Azur Lane: Crosswave’s main attraction is the story mode. It follows Shimakaze and her partner Suruga as they take part of the joint military exercise with the other nations present. The story is usually told with two static characters on screen at a time. The stills of the characters will change from time to time with different emotions being shown on the characters face, but don’t expect multiple poses or anything. All the dialog is fully voice acted in Japanese, which adds a nice touch hearing these characters get flustered or excited.
When not dealing in the moments of the Kansen’s everyday life, you are battling on the open seas. Starting off, only Shimakaze and Suruga are available to choose, but every battle gives you EXP, A-points, gold and sometimes items. A-points are your gateway to getting more characters. You can have three main characters for your team, and three supporting Kansen. The three you choose to take into battle with you can be switched out on the fly by pressing left or right on the d-pad. The support unions offer up bonuses to your overall stats but gain levels as well. Azur Lane lets you choose from dozens of girls that can be main units and support units and dozens more that are support only.
When the time comes to finally get into battle, the first few chapters are a bit of a let down as the combat is over in seconds. I was playing on the default difficulty and was mowing down every enemy in sight. The combat was fairly simple, you control one of three Kansen as they aim to decimate the enemy’s fleet. This is usually made up of other battleships, airplanes, and Kansen. Thankfully, the battles get more challenging as you proceed and you are given the option to grind out previous missions to get more exp, gold and A-points.
The battles are straight forward enough. Most have simple objectives that require the player to take out bosses (battleships and Kansen) or airplanes. Doing so is pretty easy with your characters rigging. Attacks are assigned to the R, ZR, Y and X buttons. Each one has a recharge time, which adds a bit of strategy as they can be replaced and upgraded based on items found. All-in-all, I never found the combat to be too demanding, and I didn’t fail a single mission. Upon completion of the story mode, extreme mode offers more challenging battles to fulfill any request for more fighting.

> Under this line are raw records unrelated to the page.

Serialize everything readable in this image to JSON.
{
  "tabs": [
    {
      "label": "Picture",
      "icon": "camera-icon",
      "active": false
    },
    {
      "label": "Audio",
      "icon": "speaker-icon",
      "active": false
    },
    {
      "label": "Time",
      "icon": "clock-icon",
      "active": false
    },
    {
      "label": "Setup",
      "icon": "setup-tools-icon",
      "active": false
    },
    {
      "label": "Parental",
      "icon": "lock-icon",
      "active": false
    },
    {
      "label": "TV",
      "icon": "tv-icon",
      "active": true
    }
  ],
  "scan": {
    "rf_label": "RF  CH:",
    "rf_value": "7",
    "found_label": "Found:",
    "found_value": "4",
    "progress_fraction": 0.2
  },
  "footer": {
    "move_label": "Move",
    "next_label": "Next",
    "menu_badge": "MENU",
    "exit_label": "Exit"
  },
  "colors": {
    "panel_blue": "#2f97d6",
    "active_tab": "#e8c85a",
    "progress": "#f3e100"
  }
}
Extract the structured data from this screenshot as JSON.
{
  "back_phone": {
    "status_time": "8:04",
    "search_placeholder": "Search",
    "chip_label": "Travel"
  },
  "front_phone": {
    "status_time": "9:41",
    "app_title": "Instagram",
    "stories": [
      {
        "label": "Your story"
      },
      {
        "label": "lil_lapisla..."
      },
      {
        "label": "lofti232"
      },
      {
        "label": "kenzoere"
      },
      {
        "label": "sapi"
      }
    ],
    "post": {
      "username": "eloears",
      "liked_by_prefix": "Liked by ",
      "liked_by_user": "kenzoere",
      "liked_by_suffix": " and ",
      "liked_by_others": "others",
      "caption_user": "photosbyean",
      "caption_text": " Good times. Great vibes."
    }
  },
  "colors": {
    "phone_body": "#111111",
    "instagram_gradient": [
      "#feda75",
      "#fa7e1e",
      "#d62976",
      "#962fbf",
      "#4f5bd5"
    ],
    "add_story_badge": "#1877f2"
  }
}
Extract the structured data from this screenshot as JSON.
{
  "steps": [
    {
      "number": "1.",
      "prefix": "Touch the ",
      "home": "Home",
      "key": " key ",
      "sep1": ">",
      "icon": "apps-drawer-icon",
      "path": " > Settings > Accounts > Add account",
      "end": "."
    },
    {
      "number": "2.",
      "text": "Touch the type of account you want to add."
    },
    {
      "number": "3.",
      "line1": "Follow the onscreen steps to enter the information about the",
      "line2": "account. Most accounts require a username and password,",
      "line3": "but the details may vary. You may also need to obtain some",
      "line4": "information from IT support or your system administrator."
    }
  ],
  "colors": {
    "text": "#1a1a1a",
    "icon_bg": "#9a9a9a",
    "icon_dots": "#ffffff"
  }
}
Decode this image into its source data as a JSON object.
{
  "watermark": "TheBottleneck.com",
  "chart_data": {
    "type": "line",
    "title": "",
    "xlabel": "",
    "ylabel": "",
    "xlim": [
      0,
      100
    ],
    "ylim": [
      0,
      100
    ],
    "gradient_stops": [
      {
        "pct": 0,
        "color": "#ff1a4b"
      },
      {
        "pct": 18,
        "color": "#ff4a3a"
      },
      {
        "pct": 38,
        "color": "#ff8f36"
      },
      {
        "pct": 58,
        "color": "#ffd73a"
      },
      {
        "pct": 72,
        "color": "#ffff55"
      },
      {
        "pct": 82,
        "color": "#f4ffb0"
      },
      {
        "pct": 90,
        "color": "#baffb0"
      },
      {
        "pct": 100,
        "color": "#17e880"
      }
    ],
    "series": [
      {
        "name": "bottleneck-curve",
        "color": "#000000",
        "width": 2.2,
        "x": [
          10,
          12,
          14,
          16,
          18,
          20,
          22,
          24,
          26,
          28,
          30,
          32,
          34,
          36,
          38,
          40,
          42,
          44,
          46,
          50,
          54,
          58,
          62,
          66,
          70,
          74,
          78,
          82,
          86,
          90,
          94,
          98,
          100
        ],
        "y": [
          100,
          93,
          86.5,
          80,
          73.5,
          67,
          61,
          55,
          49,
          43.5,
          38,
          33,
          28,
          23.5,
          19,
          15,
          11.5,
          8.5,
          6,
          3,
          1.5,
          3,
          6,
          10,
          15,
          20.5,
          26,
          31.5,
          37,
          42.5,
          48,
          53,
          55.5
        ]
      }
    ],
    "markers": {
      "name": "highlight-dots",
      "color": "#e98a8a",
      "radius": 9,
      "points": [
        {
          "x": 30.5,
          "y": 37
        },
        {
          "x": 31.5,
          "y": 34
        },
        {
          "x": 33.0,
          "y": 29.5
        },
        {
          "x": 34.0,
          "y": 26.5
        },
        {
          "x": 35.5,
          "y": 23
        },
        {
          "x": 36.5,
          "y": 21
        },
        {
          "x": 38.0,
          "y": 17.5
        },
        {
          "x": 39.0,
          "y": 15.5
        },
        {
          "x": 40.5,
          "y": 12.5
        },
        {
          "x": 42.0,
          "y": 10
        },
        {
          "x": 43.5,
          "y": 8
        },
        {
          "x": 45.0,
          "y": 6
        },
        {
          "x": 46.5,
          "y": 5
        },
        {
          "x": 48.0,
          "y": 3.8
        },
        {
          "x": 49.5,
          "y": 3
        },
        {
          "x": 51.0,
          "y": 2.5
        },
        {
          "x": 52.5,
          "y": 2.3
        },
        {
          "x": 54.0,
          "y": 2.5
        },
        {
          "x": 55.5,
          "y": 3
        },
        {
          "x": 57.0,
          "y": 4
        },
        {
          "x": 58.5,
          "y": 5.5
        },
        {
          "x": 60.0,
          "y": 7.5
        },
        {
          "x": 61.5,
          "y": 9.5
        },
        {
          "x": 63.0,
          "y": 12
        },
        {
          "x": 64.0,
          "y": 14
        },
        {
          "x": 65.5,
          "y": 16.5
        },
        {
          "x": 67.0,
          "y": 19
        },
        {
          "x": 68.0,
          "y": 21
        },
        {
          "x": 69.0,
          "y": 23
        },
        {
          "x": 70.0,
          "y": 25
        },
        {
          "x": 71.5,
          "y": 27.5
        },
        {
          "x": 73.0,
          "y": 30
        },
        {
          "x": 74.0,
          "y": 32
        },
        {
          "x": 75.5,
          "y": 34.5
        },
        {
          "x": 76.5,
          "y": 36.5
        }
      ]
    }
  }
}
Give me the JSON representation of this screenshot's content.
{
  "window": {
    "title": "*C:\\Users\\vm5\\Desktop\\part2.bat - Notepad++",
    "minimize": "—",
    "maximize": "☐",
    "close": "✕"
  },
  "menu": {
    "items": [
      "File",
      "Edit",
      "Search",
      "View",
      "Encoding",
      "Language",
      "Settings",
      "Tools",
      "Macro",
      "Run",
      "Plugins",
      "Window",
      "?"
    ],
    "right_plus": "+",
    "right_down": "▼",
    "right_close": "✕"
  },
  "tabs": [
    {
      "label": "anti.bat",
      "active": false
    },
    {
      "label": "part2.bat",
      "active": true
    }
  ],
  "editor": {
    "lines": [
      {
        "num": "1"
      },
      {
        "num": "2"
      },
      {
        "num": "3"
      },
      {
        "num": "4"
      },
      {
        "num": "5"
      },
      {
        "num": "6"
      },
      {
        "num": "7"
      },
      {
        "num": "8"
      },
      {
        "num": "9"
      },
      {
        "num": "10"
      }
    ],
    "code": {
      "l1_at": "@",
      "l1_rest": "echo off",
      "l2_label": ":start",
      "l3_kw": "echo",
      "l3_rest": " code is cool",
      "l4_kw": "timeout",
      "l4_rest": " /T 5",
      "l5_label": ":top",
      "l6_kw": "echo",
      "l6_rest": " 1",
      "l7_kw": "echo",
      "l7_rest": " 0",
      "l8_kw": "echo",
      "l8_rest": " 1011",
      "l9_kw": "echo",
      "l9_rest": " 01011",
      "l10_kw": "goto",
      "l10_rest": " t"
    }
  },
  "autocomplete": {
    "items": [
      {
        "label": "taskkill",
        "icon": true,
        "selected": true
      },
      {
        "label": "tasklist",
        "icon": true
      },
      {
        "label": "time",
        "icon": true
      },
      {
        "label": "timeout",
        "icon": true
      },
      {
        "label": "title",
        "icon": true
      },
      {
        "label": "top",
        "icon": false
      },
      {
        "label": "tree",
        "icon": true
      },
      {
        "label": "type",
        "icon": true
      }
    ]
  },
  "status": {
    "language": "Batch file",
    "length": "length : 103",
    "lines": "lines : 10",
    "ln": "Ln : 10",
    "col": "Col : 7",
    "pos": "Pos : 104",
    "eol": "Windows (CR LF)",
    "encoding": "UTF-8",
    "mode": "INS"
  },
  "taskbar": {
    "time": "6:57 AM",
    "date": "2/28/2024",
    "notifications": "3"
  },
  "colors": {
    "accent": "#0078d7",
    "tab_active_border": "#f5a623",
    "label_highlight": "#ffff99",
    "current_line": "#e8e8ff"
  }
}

Gaze Out into the Sea
All of the character designs in Azur Lane had great detail given to them. Most of the models transitioned well into 3D when playing as them in the battle scenarios. For someone who needs a waifu, this game is for you as each of the Kansen can be set as your navigator for the main menu, and you can even propose to them if you build up a good enough relationship. I am not even making this up, this game is wild.
For all the praise I give the designs, they are still inanimate sprites for the most part and I wish they were being used in a 2D fighting game to show off how well these charismatic characters can really cut loose! The music in Azur Lane never stood out but felt like average anime game fair. There was only one instance when the battle music felt out of left field. I was fighting a challenging battle in one of the optional events and the music felt like I was in a bazaar buying goods, not fighting for my life.
Azur Lane ran smoothly during my ten-hour playthrough regardless of me playing in docked or handheld mode. The battles looked, and played, smoother in docked mode, but I had zero issues when playing in handheld. As a port, Idea Factory and Compile Heart did a bang-up job of making sure this game performs exactly as it should.
Azur Lane: Crosswave was not the game I was expecting to play. I had expectations of Earth Defense Force, but with ships and planes. Instead, I got a story heavy anime romp with dozens of anthropomorphic ship-girls in a visual novel meets third person shooter with RPG elements. To say this is a weird game is an understatement, but I appreciate it for what it is, even if I am not the exact brand of customer it is intended for.
- So Many Characters
- Great Designs
- Story is Muddled
- So Many Characters (too many for the story)
- Game Feels a Bit Easy